Home Our Stories

CoRDS Registry

Kawasaki Disease Foundation Australia has partnered with Sanford Coordination of Rare Diseases (CoRDS) Registry.

This is an international and Central registry of individuals of any age who have been diagnosed with a rare disease. It was primarily developed to meet an unmet need for patient registries worldwide.

If you or a family member has been diagnosed with KD, you can help researchers see the whole picture.

To enrol in the CoRDS registry, or for more information, visit www.sanfordresearch.org/cords


Sporle Family

 

Written By Cody Sporle

Written by Cody for his school newsletter September, 2009 to help advertise Foundation Shopping Tour.

In November 2006, when I was in prep, I was very sick. I got tired, had temperatures over 40˚C and got a bright red rash all over my body. My Nan came over to look at me and told mum to take me to hospital. My Nan thought I had scarlet fever.

When we were in the waiting room at emergency I had to have this special icy pole. I didn’t really like it. Then after I finished my icy pole they took me through to a bed so I could see a doctor. The doctor looked at my rash and nearly sent me home but then she remembered that I had pains in my tummy. When she felt my tummy she noticed my liver was four adult fingers in size. She then ran some tests on me.

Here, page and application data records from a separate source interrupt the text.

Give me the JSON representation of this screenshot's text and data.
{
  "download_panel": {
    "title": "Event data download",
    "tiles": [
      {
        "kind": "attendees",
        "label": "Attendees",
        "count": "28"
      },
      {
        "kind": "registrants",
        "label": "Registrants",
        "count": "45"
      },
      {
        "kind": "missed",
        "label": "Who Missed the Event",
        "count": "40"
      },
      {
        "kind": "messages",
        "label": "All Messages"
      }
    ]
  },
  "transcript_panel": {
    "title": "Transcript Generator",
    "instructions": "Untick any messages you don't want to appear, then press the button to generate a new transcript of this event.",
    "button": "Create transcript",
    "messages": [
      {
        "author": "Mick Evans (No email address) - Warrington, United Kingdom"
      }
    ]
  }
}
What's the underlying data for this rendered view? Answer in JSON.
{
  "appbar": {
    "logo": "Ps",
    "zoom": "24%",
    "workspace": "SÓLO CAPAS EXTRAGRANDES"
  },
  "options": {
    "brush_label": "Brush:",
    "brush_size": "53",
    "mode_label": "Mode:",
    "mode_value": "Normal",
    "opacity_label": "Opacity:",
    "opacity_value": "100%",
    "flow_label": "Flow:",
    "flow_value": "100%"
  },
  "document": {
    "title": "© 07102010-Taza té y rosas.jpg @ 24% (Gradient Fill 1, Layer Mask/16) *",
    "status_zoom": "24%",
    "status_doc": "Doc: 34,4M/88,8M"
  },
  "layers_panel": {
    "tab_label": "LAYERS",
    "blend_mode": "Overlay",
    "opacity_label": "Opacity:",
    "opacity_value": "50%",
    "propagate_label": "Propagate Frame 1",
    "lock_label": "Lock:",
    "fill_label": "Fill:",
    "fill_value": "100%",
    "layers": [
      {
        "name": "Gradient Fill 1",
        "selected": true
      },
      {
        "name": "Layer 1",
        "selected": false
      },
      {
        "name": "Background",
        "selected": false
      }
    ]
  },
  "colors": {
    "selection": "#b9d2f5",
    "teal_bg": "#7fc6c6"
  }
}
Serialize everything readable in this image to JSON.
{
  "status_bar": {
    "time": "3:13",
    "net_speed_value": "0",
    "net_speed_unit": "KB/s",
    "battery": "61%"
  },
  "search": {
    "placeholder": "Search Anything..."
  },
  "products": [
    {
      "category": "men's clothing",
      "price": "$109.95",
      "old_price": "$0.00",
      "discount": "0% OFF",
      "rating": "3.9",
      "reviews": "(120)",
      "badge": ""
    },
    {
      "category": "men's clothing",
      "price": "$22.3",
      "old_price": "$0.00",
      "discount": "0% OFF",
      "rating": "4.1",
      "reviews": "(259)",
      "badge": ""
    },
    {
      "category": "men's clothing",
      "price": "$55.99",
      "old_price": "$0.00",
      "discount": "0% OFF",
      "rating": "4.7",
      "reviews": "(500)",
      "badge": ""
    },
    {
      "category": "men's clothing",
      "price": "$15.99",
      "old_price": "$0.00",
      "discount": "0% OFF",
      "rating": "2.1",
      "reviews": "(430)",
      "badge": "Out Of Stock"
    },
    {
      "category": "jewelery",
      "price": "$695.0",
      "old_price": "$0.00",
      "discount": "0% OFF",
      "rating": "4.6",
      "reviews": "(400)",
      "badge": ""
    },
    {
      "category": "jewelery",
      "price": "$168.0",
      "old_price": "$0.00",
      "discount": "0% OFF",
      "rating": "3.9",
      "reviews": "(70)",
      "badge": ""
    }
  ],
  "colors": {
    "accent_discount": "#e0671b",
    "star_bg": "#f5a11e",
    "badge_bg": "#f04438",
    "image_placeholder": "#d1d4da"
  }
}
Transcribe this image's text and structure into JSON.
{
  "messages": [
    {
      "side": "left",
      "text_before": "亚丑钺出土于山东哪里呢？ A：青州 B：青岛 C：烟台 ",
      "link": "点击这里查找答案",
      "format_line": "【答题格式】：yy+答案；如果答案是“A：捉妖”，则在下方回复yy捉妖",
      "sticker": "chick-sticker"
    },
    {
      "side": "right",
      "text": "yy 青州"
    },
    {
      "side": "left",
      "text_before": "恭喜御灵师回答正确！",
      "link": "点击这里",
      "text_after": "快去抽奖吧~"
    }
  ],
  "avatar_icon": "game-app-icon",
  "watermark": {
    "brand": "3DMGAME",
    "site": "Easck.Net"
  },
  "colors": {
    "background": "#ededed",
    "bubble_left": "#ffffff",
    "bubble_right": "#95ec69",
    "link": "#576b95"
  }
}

We slept in the emergency bed all night and then we got sent up to the kids ward. I had more blood tests and was put on a drip. In my room I had this awesome T.V. that had games and movies etc. I got to play it when ever I was bored. The next day my skin started to peel on my hands and feet and one of the doctors (Dr Chin) suggested it might be Kawasaki Disease (which is not related to motorcycles). Lucky my doctor had been studying Kawasaki Disease and helped me. He put me on aspirin straight away and sent me for an echocardiogram which is like an ultrasound of my heart. Kawasaki Disease can cause swelling in the arteries. Luckily all my echocardiograms came back clear.

I spent six days in hospital. After about 3 months I was better and now I don’t have to visit Dr Chin unless I want to say hello.